[Data for this task Boundary: Start]

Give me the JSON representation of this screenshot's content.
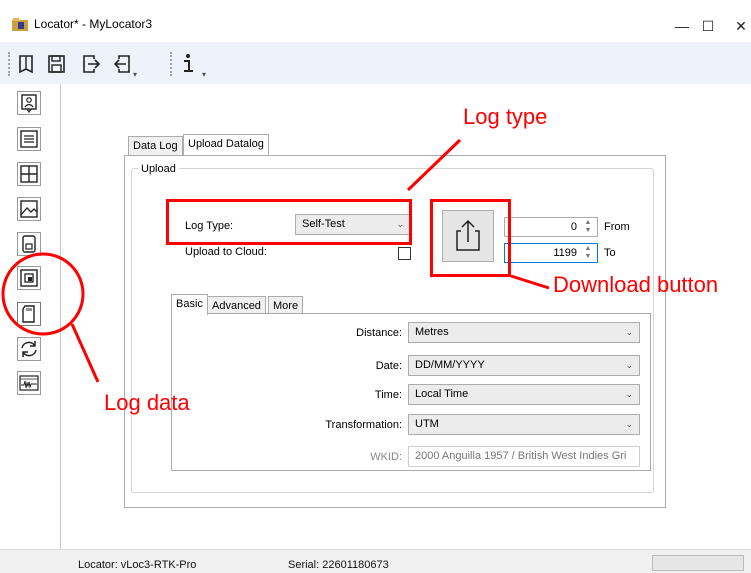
{
  "window": {
    "title": "Locator* - MyLocator3",
    "minimize_glyph": "—",
    "maximize_glyph": "☐",
    "close_glyph": "✕"
  },
  "toolbar": {
    "icons": [
      "open-locator-icon",
      "save-icon",
      "export-icon",
      "import-icon",
      "info-icon"
    ]
  },
  "sidebar": {
    "items": [
      {
        "icon": "locator-info-icon"
      },
      {
        "icon": "settings-list-icon"
      },
      {
        "icon": "grid-icon"
      },
      {
        "icon": "image-icon"
      },
      {
        "icon": "memory-icon"
      },
      {
        "icon": "copy-config-icon"
      },
      {
        "icon": "sd-card-icon",
        "selected": true
      },
      {
        "icon": "sync-icon"
      },
      {
        "icon": "signal-waveform-icon"
      }
    ]
  },
  "tabs": [
    "Data Log",
    "Upload Datalog"
  ],
  "active_tab": "Upload Datalog",
  "upload": {
    "group_label": "Upload",
    "log_type_label": "Log Type:",
    "log_type_value": "Self-Test",
    "upload_cloud_label": "Upload to Cloud:",
    "upload_cloud_checked": false,
    "from_value": "0",
    "from_label": "From",
    "to_value": "1199",
    "to_label": "To"
  },
  "settings_tabs": [
    "Basic",
    "Advanced",
    "More"
  ],
  "active_settings_tab": "Basic",
  "settings": {
    "distance_label": "Distance:",
    "distance_value": "Metres",
    "date_label": "Date:",
    "date_value": "DD/MM/YYYY",
    "time_label": "Time:",
    "time_value": "Local Time",
    "transformation_label": "Transformation:",
    "transformation_value": "UTM",
    "wkid_label": "WKID:",
    "wkid_value": "2000 Anguilla 1957 / British West Indies Gri"
  },
  "annotations": {
    "log_type": "Log type",
    "download_button": "Download button",
    "log_data": "Log data",
    "color": "#ff0000"
  },
  "status": {
    "locator": "Locator: vLoc3-RTK-Pro",
    "serial": "Serial: 22601180673"
  }
}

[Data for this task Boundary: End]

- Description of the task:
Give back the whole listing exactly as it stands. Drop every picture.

- Solution:
Give me the JSON representation of this screenshot's content.
{
  "window": {
    "title": "Locator* - MyLocator3",
    "minimize_glyph": "—",
    "maximize_glyph": "☐",
    "close_glyph": "✕"
  },
  "toolbar": {
    "icons": [
      "open-locator-icon",
      "save-icon",
      "export-icon",
      "import-icon",
      "info-icon"
    ]
  },
  "sidebar": {
    "items": [
      {
        "icon": "locator-info-icon"
      },
      {
        "icon": "settings-list-icon"
      },
      {
        "icon": "grid-icon"
      },
      {
        "icon": "image-icon"
      },
      {
        "icon": "memory-icon"
      },
      {
        "icon": "copy-config-icon"
      },
      {
        "icon": "sd-card-icon",
        "selected": true
      },
      {
        "icon": "sync-icon"
      },
      {
        "icon": "signal-waveform-icon"
      }
    ]
  },
  "tabs": [
    "Data Log",
    "Upload Datalog"
  ],
  "active_tab": "Upload Datalog",
  "upload": {
    "group_label": "Upload",
    "log_type_label": "Log Type:",
    "log_type_value": "Self-Test",
    "upload_cloud_label": "Upload to Cloud:",
    "upload_cloud_checked": false,
    "from_value": "0",
    "from_label": "From",
    "to_value": "1199",
    "to_label": "To"
  },
  "settings_tabs": [
    "Basic",
    "Advanced",
    "More"
  ],
  "active_settings_tab": "Basic",
  "settings": {
    "distance_label": "Distance:",
    "distance_value": "Metres",
    "date_label": "Date:",
    "date_value": "DD/MM/YYYY",
    "time_label": "Time:",
    "time_value": "Local Time",
    "transformation_label": "Transformation:",
    "transformation_value": "UTM",
    "wkid_label": "WKID:",
    "wkid_value": "2000 Anguilla 1957 / British West Indies Gri"
  },
  "annotations": {
    "log_type": "Log type",
    "download_button": "Download button",
    "log_data": "Log data",
    "color": "#ff0000"
  },
  "status": {
    "locator": "Locator: vLoc3-RTK-Pro",
    "serial": "Serial: 22601180673"
  }
}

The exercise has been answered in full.